* TASK TO CARRY OUT
Please repeat every entry exactly as written, but skip the pictures.

WORKING DATA section start

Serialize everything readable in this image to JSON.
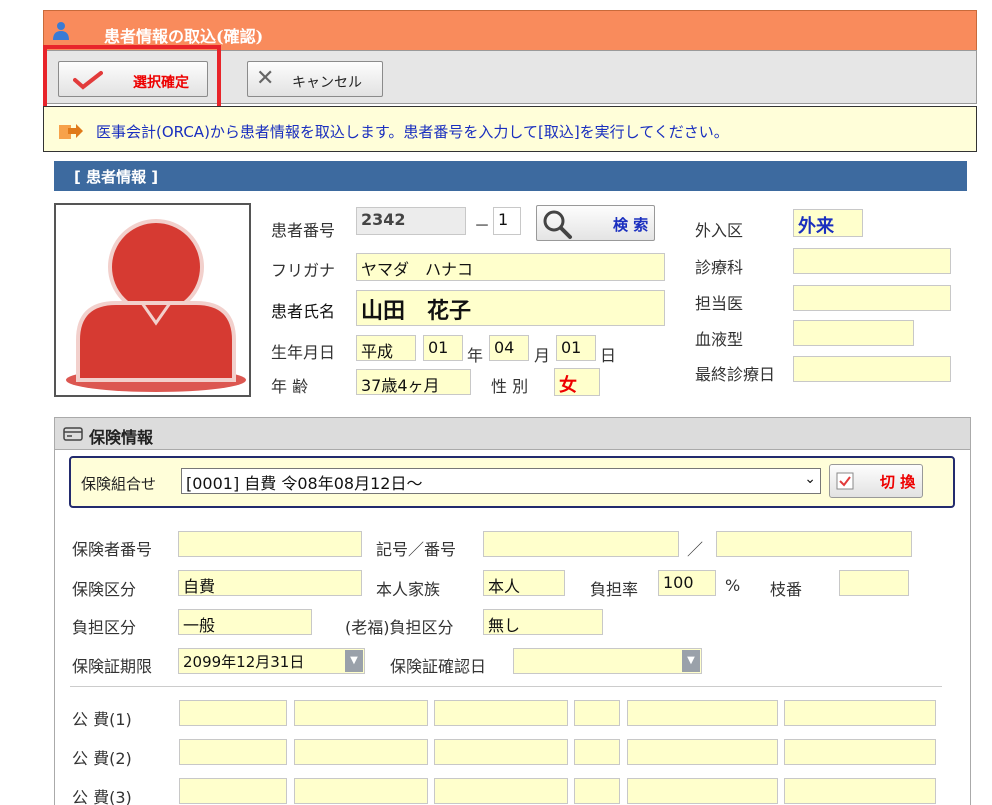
{
  "window": {
    "title": "患者情報の取込(確認)"
  },
  "toolbar": {
    "confirm_label": "選択確定",
    "cancel_label": "キャンセル"
  },
  "info": {
    "message": "医事会計(ORCA)から患者情報を取込します。患者番号を入力して[取込]を実行してください。"
  },
  "patient_section": {
    "title": "[ 患者情報 ]"
  },
  "patient": {
    "number_label": "患者番号",
    "number": "2342",
    "number_sep": "－",
    "branch": "1",
    "search_label": "検 索",
    "furigana_label": "フリガナ",
    "furigana": "ヤマダ　ハナコ",
    "name_label": "患者氏名",
    "name": "山田　花子",
    "birth_label": "生年月日",
    "era": "平成",
    "birth_year": "01",
    "year_unit": "年",
    "birth_month": "04",
    "month_unit": "月",
    "birth_day": "01",
    "day_unit": "日",
    "age_label": "年 齢",
    "age": "37歳4ヶ月",
    "sex_label": "性 別",
    "sex": "女",
    "inout_label": "外入区",
    "inout": "外来",
    "dept_label": "診療科",
    "dept": "",
    "doctor_label": "担当医",
    "doctor": "",
    "blood_label": "血液型",
    "blood": "",
    "last_visit_label": "最終診療日",
    "last_visit": ""
  },
  "insurance": {
    "title": "保険情報",
    "combo_label": "保険組合せ",
    "combo_value": "[0001] 自費 令08年08月12日～",
    "switch_label": "切 換",
    "insurer_no_label": "保険者番号",
    "insurer_no": "",
    "symbol_label": "記号／番号",
    "symbol": "",
    "slash": "／",
    "number": "",
    "kind_label": "保険区分",
    "kind": "自費",
    "family_label": "本人家族",
    "family": "本人",
    "rate_label": "負担率",
    "rate": "100",
    "rate_unit": "%",
    "branch_label": "枝番",
    "branch": "",
    "burden_label": "負担区分",
    "burden": "一般",
    "elder_label": "(老福)負担区分",
    "elder": "無し",
    "expiry_label": "保険証期限",
    "expiry": "2099年12月31日",
    "confirm_date_label": "保険証確認日",
    "confirm_date": "",
    "public_labels": [
      "公 費(1)",
      "公 費(2)",
      "公 費(3)"
    ]
  },
  "colors": {
    "title_bar": "#f98b5c",
    "section_header": "#3d6a9f",
    "field_bg": "#ffffcc",
    "accent_red": "#e00000",
    "accent_blue": "#1a2fbf"
  }
}
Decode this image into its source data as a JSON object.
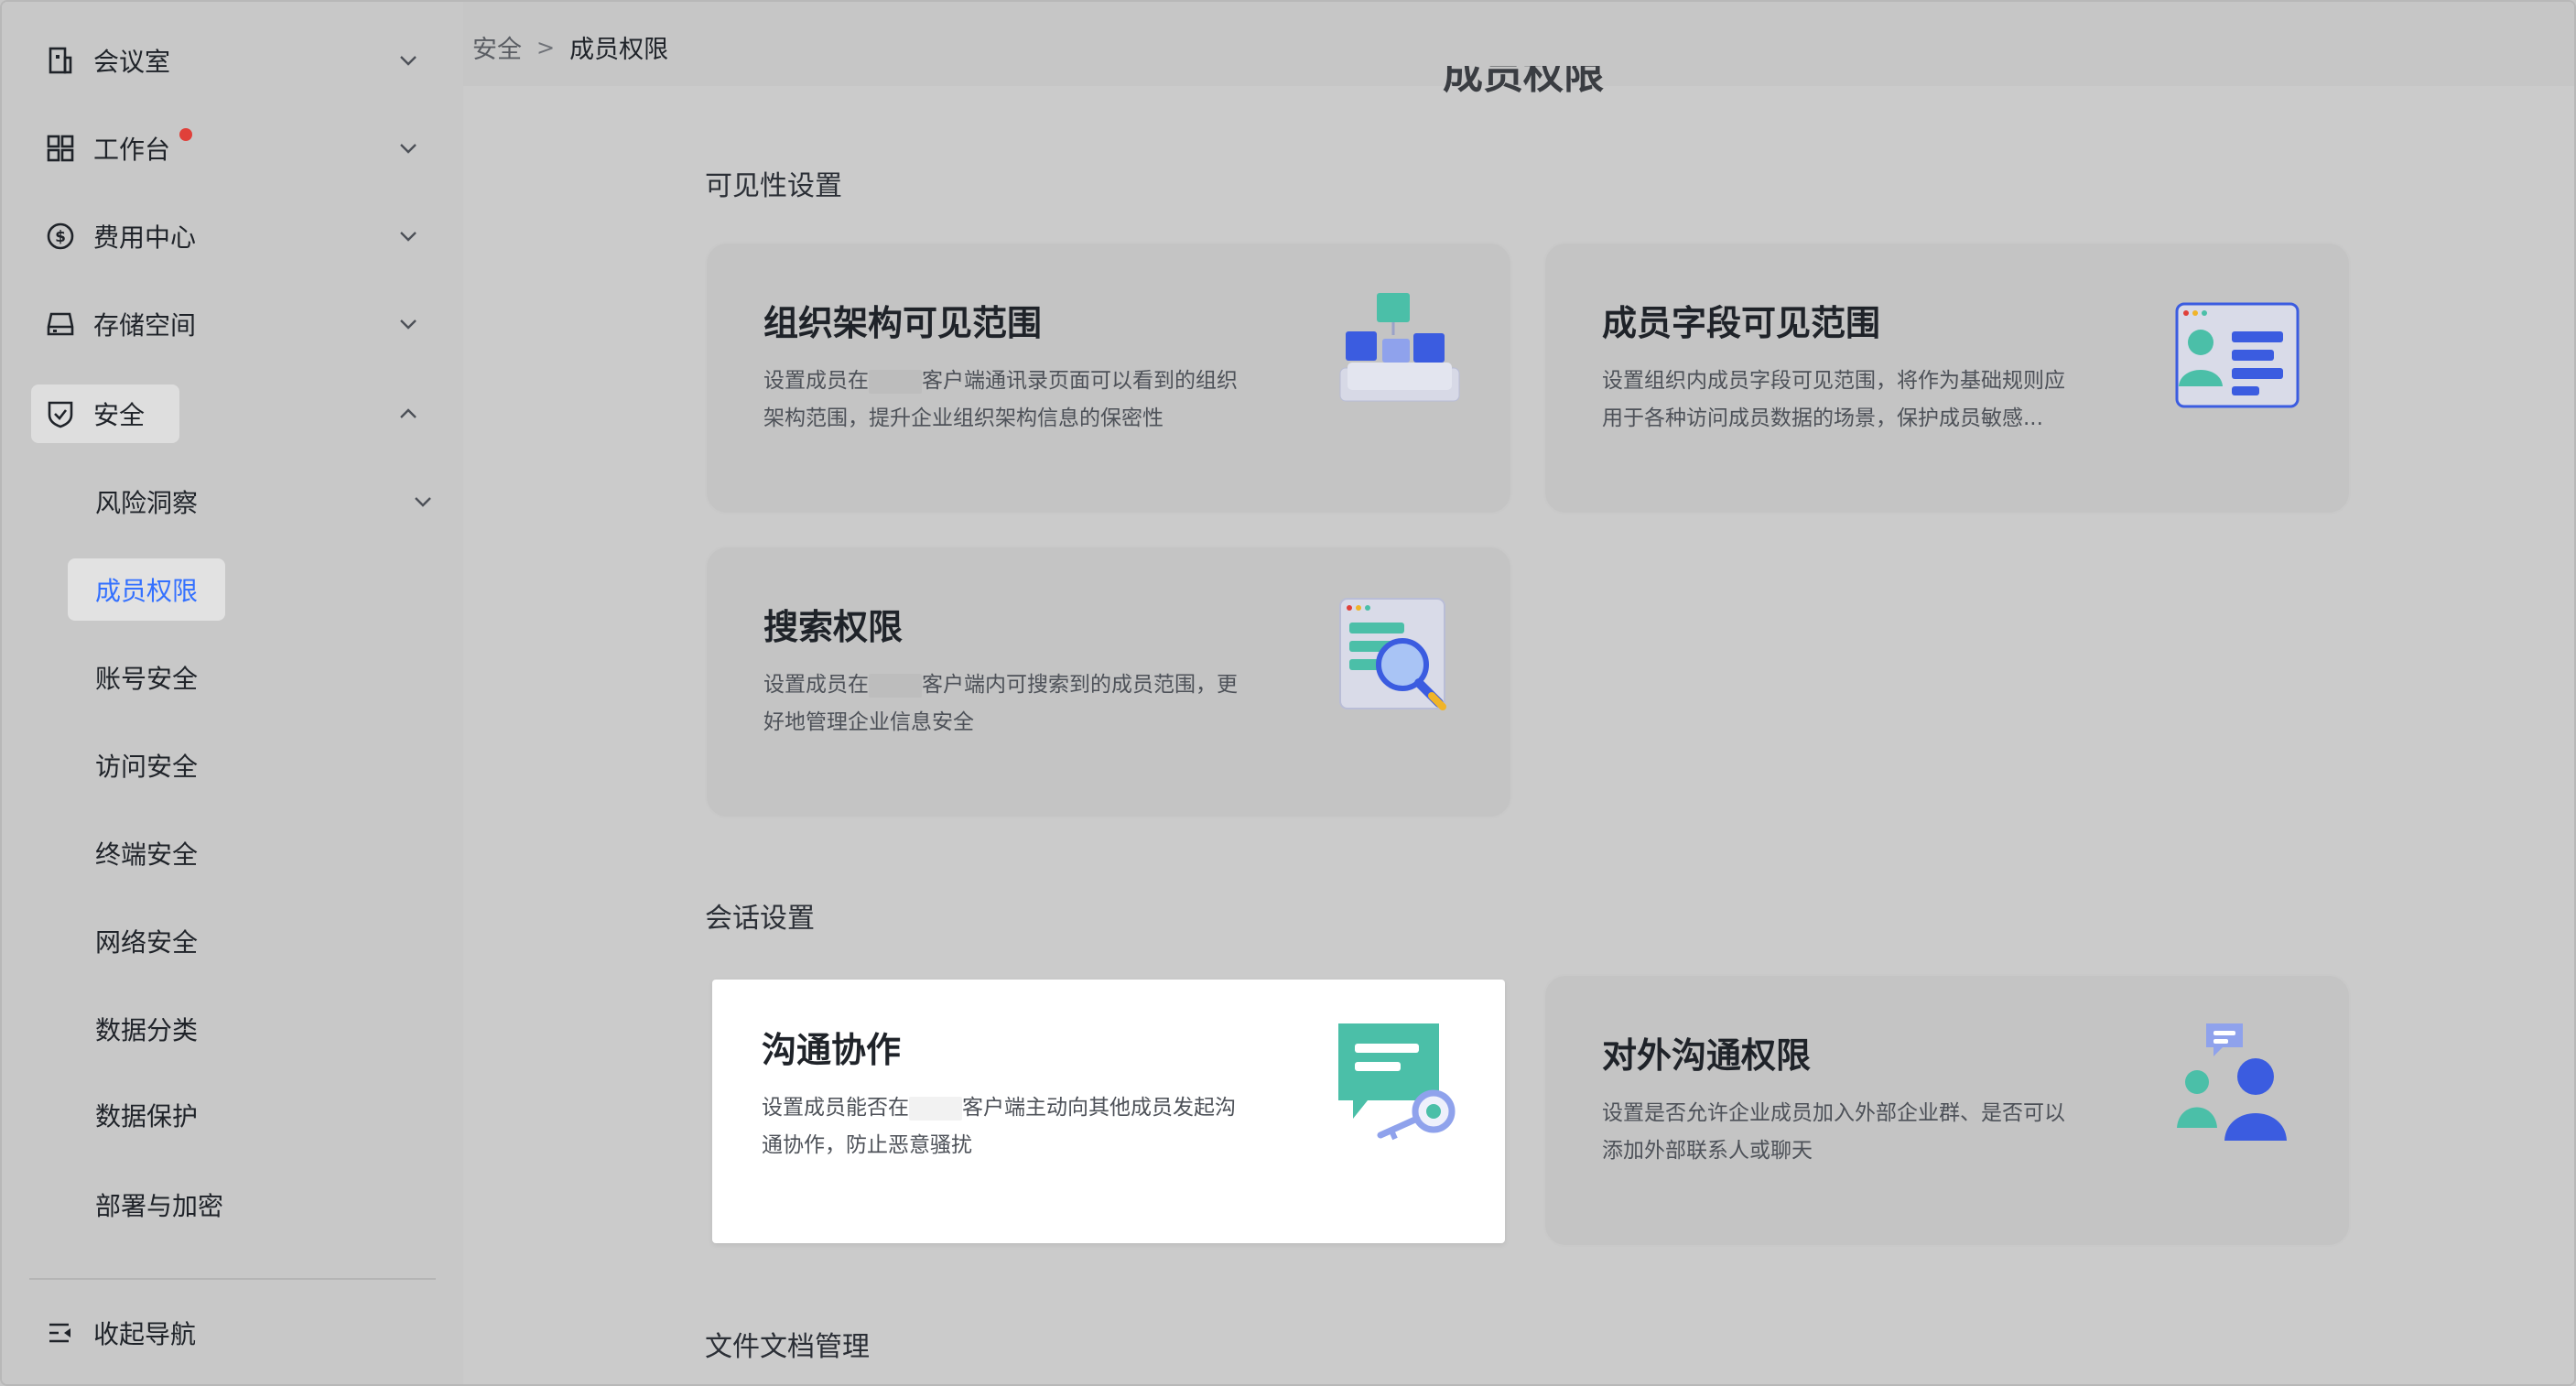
{
  "sidebar": {
    "items": [
      {
        "label": "会议室",
        "icon": "building-icon"
      },
      {
        "label": "工作台",
        "icon": "grid-icon",
        "badge": "red-dot"
      },
      {
        "label": "费用中心",
        "icon": "dollar-icon"
      },
      {
        "label": "存储空间",
        "icon": "drive-icon"
      },
      {
        "label": "安全",
        "icon": "shield-icon",
        "expanded": true
      }
    ],
    "security_children": [
      {
        "label": "风险洞察"
      },
      {
        "label": "成员权限",
        "active": true
      },
      {
        "label": "账号安全"
      },
      {
        "label": "访问安全"
      },
      {
        "label": "终端安全"
      },
      {
        "label": "网络安全"
      },
      {
        "label": "数据分类"
      },
      {
        "label": "数据保护"
      },
      {
        "label": "部署与加密"
      }
    ],
    "collapse_label": "收起导航"
  },
  "breadcrumb": {
    "parent": "安全",
    "separator": ">",
    "current": "成员权限"
  },
  "page_title_clipped": "成员权限",
  "sections": {
    "visibility": {
      "title": "可见性设置",
      "cards": [
        {
          "title": "组织架构可见范围",
          "desc_a": "设置成员在",
          "desc_b": "客户端通讯录页面可以看到的组织架构范围，提升企业组织架构信息的保密性"
        },
        {
          "title": "成员字段可见范围",
          "desc_a": "设置组织内成员字段可见范围，将作为基础规则应用于各种访问成员数据的场景，保护成员敏感..."
        },
        {
          "title": "搜索权限",
          "desc_a": "设置成员在",
          "desc_b": "客户端内可搜索到的成员范围，更好地管理企业信息安全"
        }
      ]
    },
    "chat": {
      "title": "会话设置",
      "cards": [
        {
          "title": "沟通协作",
          "desc_a": "设置成员能否在",
          "desc_b": "客户端主动向其他成员发起沟通协作，防止恶意骚扰"
        },
        {
          "title": "对外沟通权限",
          "desc_a": "设置是否允许企业成员加入外部企业群、是否可以添加外部联系人或聊天"
        }
      ]
    },
    "files": {
      "title": "文件文档管理"
    }
  },
  "colors": {
    "accent": "#3370ff",
    "badge": "#e0403a",
    "illus_blue": "#3b5ce0",
    "illus_teal": "#4bbfa8"
  }
}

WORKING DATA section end

* SOLVED EXERCISE
Serialize everything readable in this image to JSON.
{
  "window": {
    "title": "患者情報の取込(確認)"
  },
  "toolbar": {
    "confirm_label": "選択確定",
    "cancel_label": "キャンセル"
  },
  "info": {
    "message": "医事会計(ORCA)から患者情報を取込します。患者番号を入力して[取込]を実行してください。"
  },
  "patient_section": {
    "title": "[ 患者情報 ]"
  },
  "patient": {
    "number_label": "患者番号",
    "number": "2342",
    "number_sep": "－",
    "branch": "1",
    "search_label": "検 索",
    "furigana_label": "フリガナ",
    "furigana": "ヤマダ　ハナコ",
    "name_label": "患者氏名",
    "name": "山田　花子",
    "birth_label": "生年月日",
    "era": "平成",
    "birth_year": "01",
    "year_unit": "年",
    "birth_month": "04",
    "month_unit": "月",
    "birth_day": "01",
    "day_unit": "日",
    "age_label": "年 齢",
    "age": "37歳4ヶ月",
    "sex_label": "性 別",
    "sex": "女",
    "inout_label": "外入区",
    "inout": "外来",
    "dept_label": "診療科",
    "dept": "",
    "doctor_label": "担当医",
    "doctor": "",
    "blood_label": "血液型",
    "blood": "",
    "last_visit_label": "最終診療日",
    "last_visit": ""
  },
  "insurance": {
    "title": "保険情報",
    "combo_label": "保険組合せ",
    "combo_value": "[0001] 自費 令08年08月12日～",
    "switch_label": "切 換",
    "insurer_no_label": "保険者番号",
    "insurer_no": "",
    "symbol_label": "記号／番号",
    "symbol": "",
    "slash": "／",
    "number": "",
    "kind_label": "保険区分",
    "kind": "自費",
    "family_label": "本人家族",
    "family": "本人",
    "rate_label": "負担率",
    "rate": "100",
    "rate_unit": "%",
    "branch_label": "枝番",
    "branch": "",
    "burden_label": "負担区分",
    "burden": "一般",
    "elder_label": "(老福)負担区分",
    "elder": "無し",
    "expiry_label": "保険証期限",
    "expiry": "2099年12月31日",
    "confirm_date_label": "保険証確認日",
    "confirm_date": "",
    "public_labels": [
      "公 費(1)",
      "公 費(2)",
      "公 費(3)"
    ]
  },
  "colors": {
    "title_bar": "#f98b5c",
    "section_header": "#3d6a9f",
    "field_bg": "#ffffcc",
    "accent_red": "#e00000",
    "accent_blue": "#1a2fbf"
  }
}
Decode this image into its source data as a JSON object.
{
  "sidebar": {
    "items": [
      {
        "label": "会议室",
        "icon": "building-icon"
      },
      {
        "label": "工作台",
        "icon": "grid-icon",
        "badge": "red-dot"
      },
      {
        "label": "费用中心",
        "icon": "dollar-icon"
      },
      {
        "label": "存储空间",
        "icon": "drive-icon"
      },
      {
        "label": "安全",
        "icon": "shield-icon",
        "expanded": true
      }
    ],
    "security_children": [
      {
        "label": "风险洞察"
      },
      {
        "label": "成员权限",
        "active": true
      },
      {
        "label": "账号安全"
      },
      {
        "label": "访问安全"
      },
      {
        "label": "终端安全"
      },
      {
        "label": "网络安全"
      },
      {
        "label": "数据分类"
      },
      {
        "label": "数据保护"
      },
      {
        "label": "部署与加密"
      }
    ],
    "collapse_label": "收起导航"
  },
  "breadcrumb": {
    "parent": "安全",
    "separator": ">",
    "current": "成员权限"
  },
  "page_title_clipped": "成员权限",
  "sections": {
    "visibility": {
      "title": "可见性设置",
      "cards": [
        {
          "title": "组织架构可见范围",
          "desc_a": "设置成员在",
          "desc_b": "客户端通讯录页面可以看到的组织架构范围，提升企业组织架构信息的保密性"
        },
        {
          "title": "成员字段可见范围",
          "desc_a": "设置组织内成员字段可见范围，将作为基础规则应用于各种访问成员数据的场景，保护成员敏感..."
        },
        {
          "title": "搜索权限",
          "desc_a": "设置成员在",
          "desc_b": "客户端内可搜索到的成员范围，更好地管理企业信息安全"
        }
      ]
    },
    "chat": {
      "title": "会话设置",
      "cards": [
        {
          "title": "沟通协作",
          "desc_a": "设置成员能否在",
          "desc_b": "客户端主动向其他成员发起沟通协作，防止恶意骚扰"
        },
        {
          "title": "对外沟通权限",
          "desc_a": "设置是否允许企业成员加入外部企业群、是否可以添加外部联系人或聊天"
        }
      ]
    },
    "files": {
      "title": "文件文档管理"
    }
  },
  "colors": {
    "accent": "#3370ff",
    "badge": "#e0403a",
    "illus_blue": "#3b5ce0",
    "illus_teal": "#4bbfa8"
  }
}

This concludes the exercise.